Grant Smith, below, shows off his seed packets culled from dozens of choices at Saturday's seed swap in Cooper Young.
Fuzzy Brew’s Grant Smith already has vegetable starts growing on his kitchen counter so the seedlings can soak up the under-cabinet lights.
But his jump-start on spring didn’t keep him away from the first annual seed swap Saturday at Cooper Young Community Farmers Market, where he happily culled through dozens of seed packets contributed by local growers.
“He can’t help himself,” explained spouse Carrie Brown, smiling at his excitement. “He absolutely loves seeds.”
So do plenty of others who traded or purchased herb, flower and vegetable seeds such as red cypress vine, petit Provencal peas, Freckles romaine lettuce, Calypso cucumbers, purple okra and Heart Pimento red peppers. Many of the seeds were heirloom varieties well-suited to Mid-South weather.
For $3, participants selected 20 seed packets, which is about the cost of a single seed package at retail stores.
“We were swamped the first hour or so, even though it’s a little cold to think about getting your hands in the dirt,” said organizer Josephine Alexander of Tubby Creek Farm in Ashland, Mississippi.
Before Saturday’s event, I asked Alexander about the seed swap and growing vegetables in the Mid-South. Here’s what she had to say:
Why did you decide to do a seed swap?
Alexander: I came up with the idea of a seed swap because, as a farmer, I always have extra seed. I figured other farmers would have extra seed, too. I always get excited about trying new varieties, and I hate the idea of throwing extra seed away.
For vegetables, what's the turnaround time from planting seeds to putting seedlings in the ground?
Alexander: Some vegetables do better started indoors or in a greenhouse and then transplanted once the soil warms up. Typically, peppers, tomatoes and eggplant are started indoors and transplanted out after six or eight weeks. Cabbage and broccoli are also typically started in the greenhouse where they grow for about four weeks before transplanting.
When starting plants indoors, it is important that they get enough light or the plants will get leggy (too tall and thin,) which will make them weak and prone to wind damage when planted. Beginning gardeners may want to stick to varieties that can be direct seeded. A common mistake when direct seeding is planting warm season crops too early. It is best to wait until the soil is warm. Our growing season is long, so there is no reason to rush.
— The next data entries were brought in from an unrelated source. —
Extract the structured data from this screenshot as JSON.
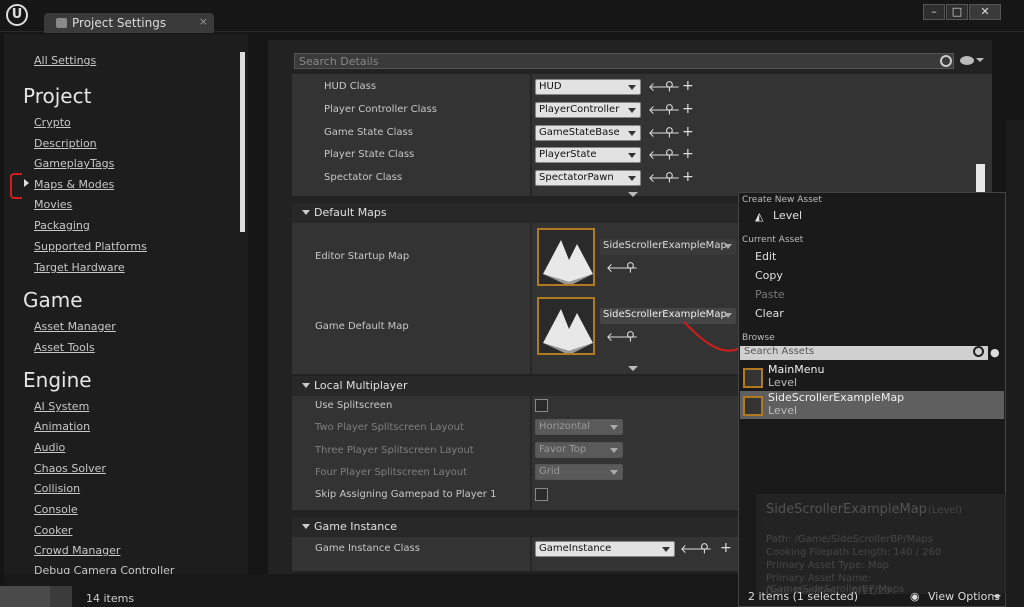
{
  "window": {
    "tab_title": "Project Settings",
    "logo": "U",
    "min": "–",
    "max": "□",
    "close": "✕"
  },
  "sidebar": {
    "all_settings": "All Settings",
    "project_head": "Project",
    "project_items": [
      "Crypto",
      "Description",
      "GameplayTags",
      "Maps & Modes",
      "Movies",
      "Packaging",
      "Supported Platforms",
      "Target Hardware"
    ],
    "game_head": "Game",
    "game_items": [
      "Asset Manager",
      "Asset Tools"
    ],
    "engine_head": "Engine",
    "engine_items": [
      "AI System",
      "Animation",
      "Audio",
      "Chaos Solver",
      "Collision",
      "Console",
      "Cooker",
      "Crowd Manager",
      "Debug Camera Controller"
    ]
  },
  "status": {
    "items": "14 items"
  },
  "details": {
    "search_placeholder": "Search Details",
    "class_rows": [
      {
        "label": "HUD Class",
        "value": "HUD"
      },
      {
        "label": "Player Controller Class",
        "value": "PlayerController"
      },
      {
        "label": "Game State Class",
        "value": "GameStateBase"
      },
      {
        "label": "Player State Class",
        "value": "PlayerState"
      },
      {
        "label": "Spectator Class",
        "value": "SpectatorPawn"
      }
    ],
    "default_maps": {
      "header": "Default Maps",
      "editor_label": "Editor Startup Map",
      "editor_value": "SideScrollerExampleMap",
      "game_label": "Game Default Map",
      "game_value": "SideScrollerExampleMap"
    },
    "local_mp": {
      "header": "Local Multiplayer",
      "rows": [
        {
          "label": "Use Splitscreen",
          "value": ""
        },
        {
          "label": "Two Player Splitscreen Layout",
          "value": "Horizontal"
        },
        {
          "label": "Three Player Splitscreen Layout",
          "value": "Favor Top"
        },
        {
          "label": "Four Player Splitscreen Layout",
          "value": "Grid"
        },
        {
          "label": "Skip Assigning Gamepad to Player 1",
          "value": ""
        }
      ]
    },
    "game_instance": {
      "header": "Game Instance",
      "label": "Game Instance Class",
      "value": "GameInstance"
    }
  },
  "dropdown": {
    "create_head": "Create New Asset",
    "create_item": "Level",
    "current_head": "Current Asset",
    "current_items": [
      "Edit",
      "Copy",
      "Paste",
      "Clear"
    ],
    "browse_head": "Browse",
    "search_placeholder": "Search Assets",
    "assets": [
      {
        "name": "MainMenu",
        "type": "Level"
      },
      {
        "name": "SideScrollerExampleMap",
        "type": "Level"
      }
    ],
    "footer_count": "2 items (1 selected)",
    "view_options": "View Options"
  },
  "tooltip": {
    "title": "SideScrollerExampleMap",
    "title_type": "(Level)",
    "lines": [
      "Path: /Game/SideScrollerBP/Maps",
      "Cooking Filepath Length: 140 / 260",
      "Primary Asset Type: Map",
      "Primary Asset Name: /Game/SideScrollerBP/Maps",
      "Date Modified: ...0/11/20"
    ]
  },
  "colors": {
    "annotation": "#d21c1c",
    "thumb_border": "#b07a22",
    "bg": "#151515"
  }
}
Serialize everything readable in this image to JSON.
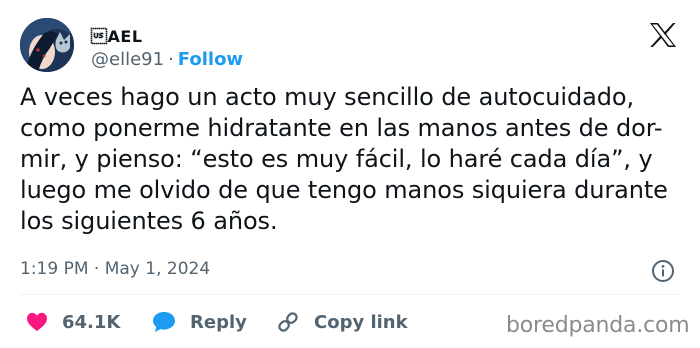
{
  "author": {
    "display_name": "\u001fAEL",
    "handle": "@elle91",
    "separator": "·",
    "follow_label": "Follow"
  },
  "tweet": {
    "lines": [
      "A veces hago un acto muy sencillo de autocuidado,",
      "como ponerme hidratante en las manos antes de dor-",
      "mir, y pienso: “esto es muy fácil, lo haré cada día”, y",
      "luego me olvido de que tengo manos siquiera durante",
      "los siguientes 6 años."
    ],
    "time": "1:19 PM",
    "date": "May 1, 2024",
    "meta_separator": "·"
  },
  "actions": {
    "likes_count": "64.1K",
    "reply_label": "Reply",
    "copy_link_label": "Copy link"
  },
  "watermark": "boredpanda.com",
  "icons": {
    "like": "heart-icon",
    "reply": "speech-bubble-icon",
    "copy": "link-icon",
    "info": "info-icon",
    "brand": "x-logo-icon"
  },
  "colors": {
    "accent": "#1d9bf0",
    "like": "#f91880",
    "text": "#0f1419",
    "muted": "#536471",
    "divider": "#eff3f4",
    "watermark": "#8c8c8c"
  }
}
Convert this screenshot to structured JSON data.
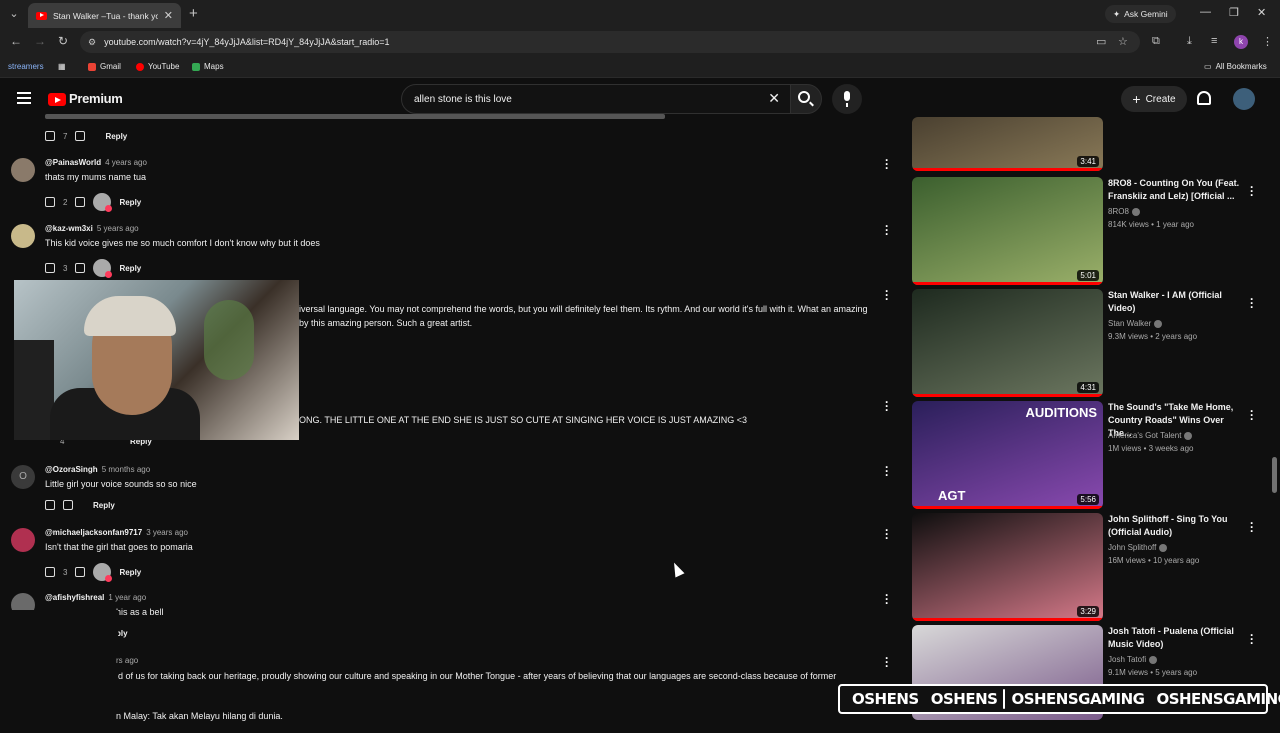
{
  "browser": {
    "tab_title": "Stan Walker –Tua - thank you li",
    "url": "youtube.com/watch?v=4jY_84yJjJA&list=RD4jY_84yJjJA&start_radio=1",
    "ask_gemini": "Ask Gemini",
    "bookmarks": [
      "streamers",
      "Gmail",
      "YouTube",
      "Maps"
    ],
    "all_bookmarks": "All Bookmarks",
    "profile_initial": "k"
  },
  "youtube": {
    "brand": "Premium",
    "search_query": "allen stone is this love",
    "create_label": "Create"
  },
  "comments": [
    {
      "handle": "@PainasWorld",
      "time": "4 years ago",
      "text": "thats my mums name tua",
      "likes": "2"
    },
    {
      "handle": "@kaz-wm3xi",
      "time": "5 years ago",
      "text": "This kid voice gives me so much comfort I don't know why but it does",
      "likes": "3"
    },
    {
      "handle": "@OzoraSingh",
      "time": "5 months ago",
      "text": "Little girl your voice sounds so so nice",
      "likes": ""
    },
    {
      "handle": "@michaeljacksonfan9717",
      "time": "3 years ago",
      "text": "Isn't that the girl that goes to pomaria",
      "likes": "3"
    },
    {
      "handle": "@afishyfishreal",
      "time": "1 year ago",
      "text": "his as a bell",
      "likes": ""
    }
  ],
  "partial_texts": {
    "top_likes": "7",
    "line1": "iversal language. You may not comprehend the words, but you will definitely feel them. Its rythm. And our world it's full with it. What an amazing",
    "line2": "by this amazing person. Such a great artist.",
    "line3": "ONG. THE LITTLE ONE AT THE END SHE IS JUST SO CUTE AT SINGING HER VOICE IS JUST AMAZING <3",
    "likes_hidden": "4",
    "line4": "d of us for taking back our heritage, proudly showing our culture and speaking in our Mother Tongue - after years of believing that our languages are second-class because of former",
    "line5": "n Malay: Tak akan Melayu hilang di dunia.",
    "time_hidden": "rs ago",
    "reply": "Reply",
    "reply_partial": "ply"
  },
  "videos": [
    {
      "title": "",
      "channel": "",
      "meta": "",
      "duration": "3:41",
      "thumb": [
        "#4a4030",
        "#8a7a58"
      ]
    },
    {
      "title": "8RO8 - Counting On You (Feat. Franskiiz and Lelz) [Official ...",
      "channel": "8RO8",
      "meta": "814K views • 1 year ago",
      "duration": "5:01",
      "thumb": [
        "#3b5f2e",
        "#9bb06a"
      ]
    },
    {
      "title": "Stan Walker - I AM (Official Video)",
      "channel": "Stan Walker",
      "meta": "9.3M views • 2 years ago",
      "duration": "4:31",
      "thumb": [
        "#1e2a1f",
        "#6c7760"
      ]
    },
    {
      "title": "The Sound's \"Take Me Home, Country Roads\" Wins Over The...",
      "channel": "America's Got Talent",
      "meta": "1M views • 3 weeks ago",
      "duration": "5:56",
      "thumb": [
        "#2a1f5a",
        "#8a4ab0"
      ],
      "badge": "AUDITIONS",
      "badge2": "AGT"
    },
    {
      "title": "John Splithoff - Sing To You (Official Audio)",
      "channel": "John Splithoff",
      "meta": "16M views • 10 years ago",
      "duration": "3:29",
      "thumb": [
        "#0e0e0e",
        "#d77a8a"
      ]
    },
    {
      "title": "Josh Tatofi - Pualena (Official Music Video)",
      "channel": "Josh Tatofi",
      "meta": "9.1M views • 5 years ago",
      "duration": "",
      "thumb": [
        "#d8d8d8",
        "#7a5a8a"
      ]
    }
  ],
  "social": [
    "OSHENS",
    "OSHENS",
    "OSHENSGAMING",
    "OSHENSGAMING"
  ],
  "colors": {
    "accent": "#ff0000",
    "bg": "#0f0f0f",
    "text": "#f1f1f1",
    "muted": "#aaaaaa"
  }
}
The UT Extension has a great publication with planting dates. Keep in mind that the greater Memphis area is a little warmer than the state average.
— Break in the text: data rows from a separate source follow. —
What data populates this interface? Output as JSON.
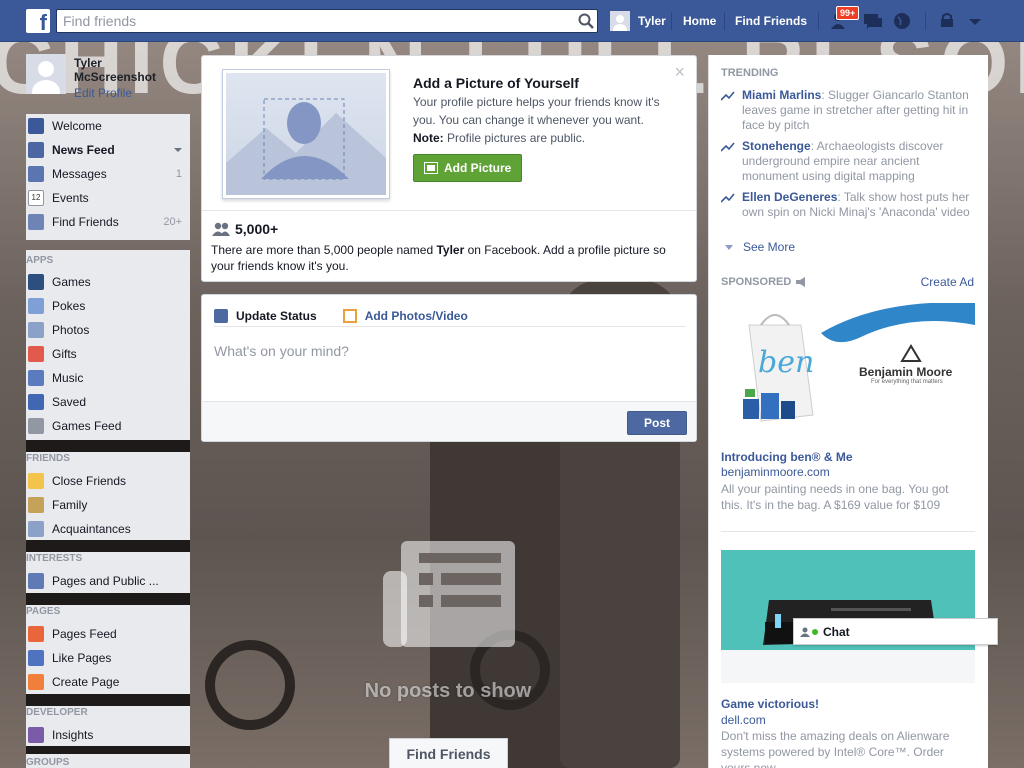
{
  "topbar": {
    "logo": "f",
    "search_placeholder": "Find friends",
    "user_name": "Tyler",
    "home": "Home",
    "find_friends": "Find Friends",
    "notification_badge": "99+"
  },
  "left": {
    "profile_name": "Tyler McScreenshot",
    "edit_profile": "Edit Profile",
    "main_items": [
      {
        "label": "Welcome",
        "icon": "facebook-icon",
        "count": ""
      },
      {
        "label": "News Feed",
        "icon": "news-feed-icon",
        "count": ""
      },
      {
        "label": "Messages",
        "icon": "messages-icon",
        "count": "1"
      },
      {
        "label": "Events",
        "icon": "calendar-icon",
        "count": ""
      },
      {
        "label": "Find Friends",
        "icon": "find-friends-icon",
        "count": "20+"
      }
    ],
    "apps_header": "APPS",
    "apps": [
      {
        "label": "Games"
      },
      {
        "label": "Pokes"
      },
      {
        "label": "Photos"
      },
      {
        "label": "Gifts"
      },
      {
        "label": "Music"
      },
      {
        "label": "Saved"
      },
      {
        "label": "Games Feed"
      }
    ],
    "friends_header": "FRIENDS",
    "friends": [
      {
        "label": "Close Friends"
      },
      {
        "label": "Family"
      },
      {
        "label": "Acquaintances"
      }
    ],
    "interests_header": "INTERESTS",
    "interests": [
      {
        "label": "Pages and Public ..."
      }
    ],
    "pages_header": "PAGES",
    "pages": [
      {
        "label": "Pages Feed"
      },
      {
        "label": "Like Pages"
      },
      {
        "label": "Create Page"
      }
    ],
    "developer_header": "DEVELOPER",
    "developer": [
      {
        "label": "Insights"
      }
    ],
    "groups_header": "GROUPS"
  },
  "picture_prompt": {
    "title": "Add a Picture of Yourself",
    "body": "Your profile picture helps your friends know it's you. You can change it whenever you want.",
    "note_label": "Note:",
    "note_text": " Profile pictures are public.",
    "button": "Add Picture",
    "close": "×",
    "count": "5,000+",
    "count_desc_1": "There are more than 5,000 people named ",
    "count_desc_name": "Tyler",
    "count_desc_2": " on Facebook. Add a profile picture so your friends know it's you."
  },
  "composer": {
    "tab_status": "Update Status",
    "tab_photos": "Add Photos/Video",
    "placeholder": "What's on your mind?",
    "post": "Post"
  },
  "feed": {
    "empty": "No posts to show",
    "find_friends": "Find Friends"
  },
  "trending": {
    "header": "TRENDING",
    "items": [
      {
        "name": "Miami Marlins",
        "text": ": Slugger Giancarlo Stanton leaves game in stretcher after getting hit in face by pitch"
      },
      {
        "name": "Stonehenge",
        "text": ": Archaeologists discover underground empire near ancient monument using digital mapping"
      },
      {
        "name": "Ellen DeGeneres",
        "text": ": Talk show host puts her own spin on Nicki Minaj's 'Anaconda' video"
      }
    ],
    "see_more": "See More"
  },
  "sponsored": {
    "header": "SPONSORED",
    "create_ad": "Create Ad",
    "ads": [
      {
        "title": "Introducing ben® & Me",
        "domain": "benjaminmoore.com",
        "desc": "All your painting needs in one bag. You got this. It's in the bag. A $169 value for $109",
        "brand": "Benjamin Moore",
        "tagline": "For everything that matters",
        "bag_text": "ben"
      },
      {
        "title": "Game victorious!",
        "domain": "dell.com",
        "desc": "Don't miss the amazing deals on Alienware systems powered by Intel® Core™. Order yours now."
      }
    ]
  },
  "chat": {
    "label": "Chat"
  },
  "colors": {
    "brand": "#3b5998",
    "green": "#5fa337",
    "badge": "#f03d25"
  }
}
Are any types of vegetables easier than others to start from seed?
Alexander: The easiest are probably vegetables that have large seeds and can be planted directly out into the garden. These include okra, beans and peas, and anything in the squash family (like melons and cucumbers). Plants in the mustard and cabbage family are also easy to grow from seed because they germinate very quickly. Arugula is easy to grow for the same reason.
Radish is the number one vegetable for beginners. Carrots are notoriously hard to grow because it can take them up to three weeks to sprout, they grow slowly allowing weeds to get a head start, and the tiny seeds are hard to plant uniformly.